Use in Food Production

If you’ve been on any social media platform, you’ve undoubtedly seen it happen: an argument breaks out between friends or family members on different sides of an issue. Differing opinions become rigid dividing lines; participants split into opposing camps. Facts and evidence are used subjectively; logical fallacies abound. Some participants resort to emotion or even name-calling. At the end of the day, everyone is angry, and no one has changed their mind about the issue at hand. If anything, people have dug their heels in even more.

How can we continue to disagree, and engage one another in a debate, without devolving into the scenario above? One solution is to just disengage or retreat into the so-called social media “filter bubble” of like-minded perspectives.
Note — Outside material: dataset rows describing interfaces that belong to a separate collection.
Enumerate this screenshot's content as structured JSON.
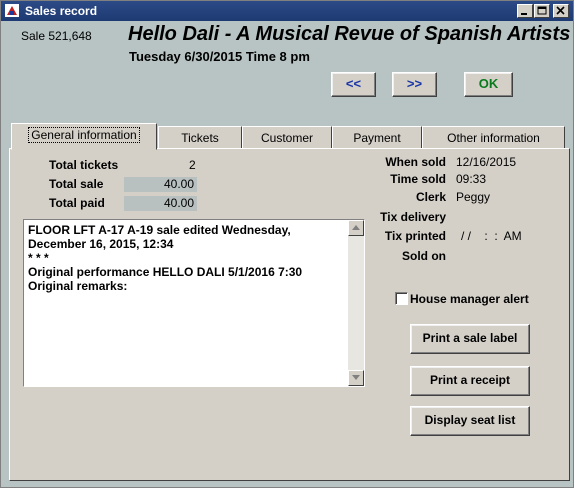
{
  "window": {
    "title": "Sales record",
    "icon": "app-icon",
    "controls": [
      "minimize-icon",
      "maximize-icon",
      "close-icon"
    ]
  },
  "header": {
    "sale_number": "Sale 521,648",
    "show_title": "Hello Dali - A Musical Revue of Spanish Artists",
    "performance_date": "Tuesday 6/30/2015  Time 8 pm"
  },
  "toolbar": {
    "prev_label": "<<",
    "next_label": ">>",
    "ok_label": "OK"
  },
  "tabs": [
    {
      "label": "General information",
      "active": true
    },
    {
      "label": "Tickets",
      "active": false
    },
    {
      "label": "Customer",
      "active": false
    },
    {
      "label": "Payment",
      "active": false
    },
    {
      "label": "Other information",
      "active": false
    }
  ],
  "general": {
    "total_tickets_label": "Total tickets",
    "total_tickets": "2",
    "total_sale_label": "Total sale",
    "total_sale": "40.00",
    "total_paid_label": "Total paid",
    "total_paid": "40.00",
    "remarks": [
      "FLOOR LFT A-17 A-19 sale edited Wednesday, December 16, 2015, 12:34",
      "* * *",
      "Original performance HELLO DALI 5/1/2016 7:30",
      "Original remarks:"
    ],
    "when_sold_label": "When sold",
    "when_sold": "12/16/2015",
    "time_sold_label": "Time sold",
    "time_sold": "09:33",
    "clerk_label": "Clerk",
    "clerk": "Peggy",
    "tix_delivery_label": "Tix delivery",
    "tix_delivery": "",
    "tix_printed_label": "Tix printed",
    "tix_printed": "/ /    :  :  AM",
    "sold_on_label": "Sold on",
    "sold_on": "",
    "house_manager_alert_label": "House manager alert",
    "house_manager_alert": false
  },
  "actions": {
    "print_sale_label": "Print a sale label",
    "print_receipt": "Print a receipt",
    "display_seat_list": "Display seat list"
  },
  "colors": {
    "window_bg": "#b8c4c4",
    "panel_bg": "#d4d0c8",
    "titlebar": "#1e3a73",
    "nav_arrows": "#1a34a8",
    "ok": "#0a7a1e"
  }
}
But arguably our future as a country, or even as a global community, depends on the free exchange of ideas and a willingness to question, learn from, and challenge one another.

So in the discussion this week, we’ll put the critical reading, thinking, and argumentative reasoning skills we learned this week to work to engage in a civil debate on one of two topics relating to the future of our society. Before beginning, remember: the goal here is to maintain good netiquette and avoid the common pitfalls of arguments – name-calling, appealing to emotion, ignoring or distorting the facts.